NEW ORLEANS -- "There's a debate, there a battle over nicotine." Lou Maiellano, tobacco consultant and former tobacco category manager, said a wave of new products are coming, potentially accelerated by impending federal intervention that would give the Food & Drug Administration (FDA) jurisdiction over all tobacco products.
Speaking at the Tobacco Plus Expo 2009, Maiellano shared with several dozen retailers how a plethora of noncombustible nicotine products are being produced by small and large companies across the country. Beyond the buzz of snus, he listed nicotine [image-nocss] water, a nicotine inhaler sprayed into the mouth, a nicotine-based hand lotion that comes in cucumber and other fresh fragrances.

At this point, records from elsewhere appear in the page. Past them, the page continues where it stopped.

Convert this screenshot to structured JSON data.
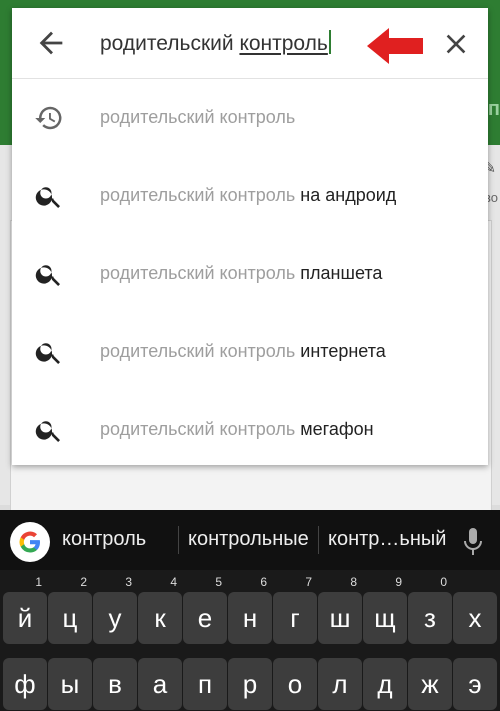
{
  "background": {
    "edge_text": "ıп",
    "edge_small": "во"
  },
  "search": {
    "query_prefix": "родительский ",
    "query_word": "контроль"
  },
  "suggestions": [
    {
      "type": "history",
      "icon": "history-icon",
      "prefix": "родительский контроль",
      "suffix": ""
    },
    {
      "type": "search",
      "icon": "search-icon",
      "prefix": "родительский контроль ",
      "suffix": "на андроид"
    },
    {
      "type": "search",
      "icon": "search-icon",
      "prefix": "родительский контроль ",
      "suffix": "планшета"
    },
    {
      "type": "search",
      "icon": "search-icon",
      "prefix": "родительский контроль ",
      "suffix": "интернета"
    },
    {
      "type": "search",
      "icon": "search-icon",
      "prefix": "родительский контроль ",
      "suffix": "мегафон"
    }
  ],
  "keyboard": {
    "candidates": [
      "контроль",
      "контрольные",
      "контр…ьный"
    ],
    "row1": [
      {
        "k": "й",
        "n": "1"
      },
      {
        "k": "ц",
        "n": "2"
      },
      {
        "k": "у",
        "n": "3"
      },
      {
        "k": "к",
        "n": "4"
      },
      {
        "k": "е",
        "n": "5"
      },
      {
        "k": "н",
        "n": "6"
      },
      {
        "k": "г",
        "n": "7"
      },
      {
        "k": "ш",
        "n": "8"
      },
      {
        "k": "щ",
        "n": "9"
      },
      {
        "k": "з",
        "n": "0"
      },
      {
        "k": "х",
        "n": ""
      }
    ],
    "row2": [
      "ф",
      "ы",
      "в",
      "а",
      "п",
      "р",
      "о",
      "л",
      "д",
      "ж",
      "э"
    ]
  },
  "colors": {
    "accent_green": "#2e7d32",
    "arrow_red": "#e02020"
  }
}
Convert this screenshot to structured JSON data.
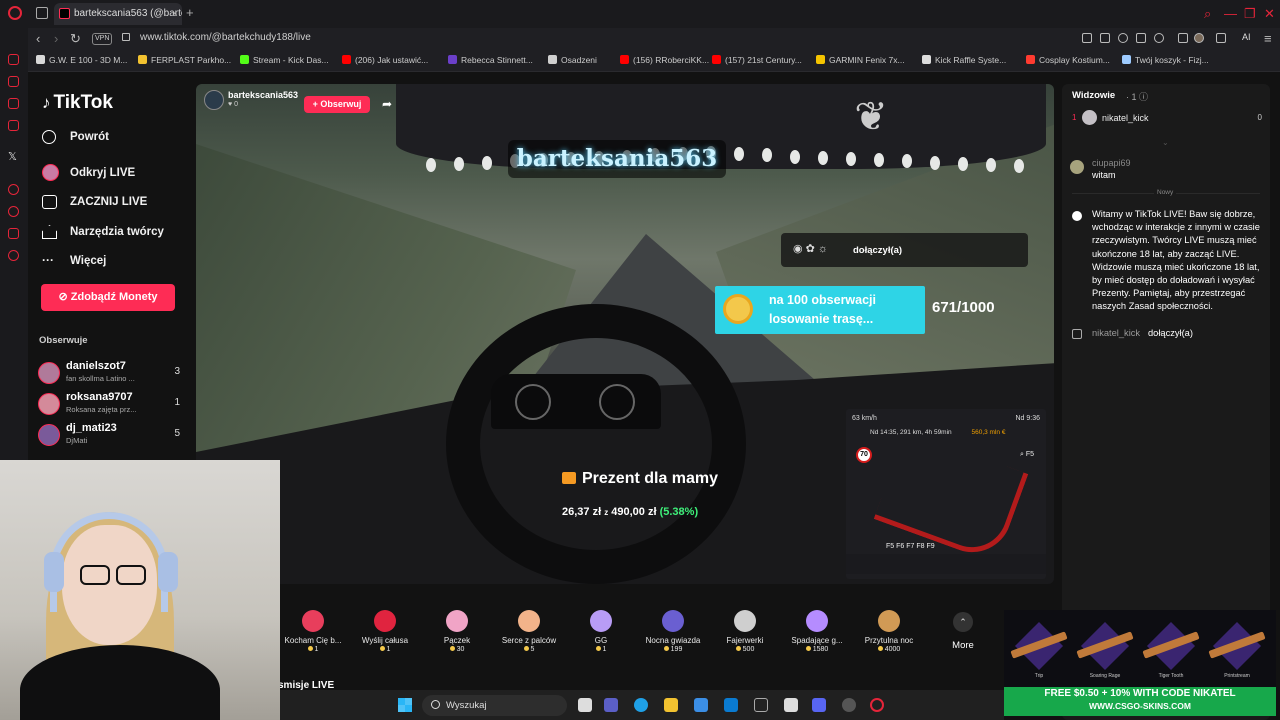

With that, he said in understatement, "Times are changing and we need to adapt to that."
From Philip Morris and R.J. Reynolds to Swedish Match and Star Scientific to obscure companies in small niches, invention and innovation could radically reshape a tobacco industry currently driven by cigarettes. Even cigarettes, Maiellano noted, could be altered by e-cigarettesrechargeable cigarettes that can be plugged into your laptop.
"Imagine going to your doctor and getting a prescription for pills of Marlboro?" he said. "We all say it will never happen. But why couldn't cigarettes be safe. If I have an IPod with 80 gig...why not?"
With that, Maiellano challenged retailers, primarily tobacco outlets in the audience, to revisit how they present the tobacco category. He offered the same challenge to convenience stores that are frequently bound by lucrative contracts with the majors that limit the amount of space allocated to nonpremium brands.
Create a No Smoke Zone, an Alternative Zone and other eye-catching displays that maximize segmentation, he said. "If you want to grow snus, you have a snus category. If you want to grow alternatives, you have an alternatives' category."
Radical thinking, perhaps, Maiellano acknowledged. But the best retailers are the once who anticipate behavioral changes and help drive that change, he said, noting the sweeping shift in the cold vault where water and energy drinks consume an increasingly large share of space.
"The tobacco industry is at a crossroads. There's a need for change," he said. "If tobacco fails, then we have the greatest opportunity to also fail."
Maiellano has 25 years experience and is a broadly experienced marketing/sales manager with significant credentials in the convenience store and tobacco business. Most recently, he was national category manager for Sunoco, where he created and managed strategy and profitability for the $395 million tobacco category. He has also held operational positions at Sunoco, Mobil, Macaroni Grill and Wawa. He directed the management of staffing, training, sales and marketing programs, financial management and both corporate and vendor relationships. And he has operated many successful food-related programs including Burger King, McDonalds, Taco Bell, Vie DeFrance, Parlor Pizza, Country Chicken, City Deli and Gulliver's Coffee.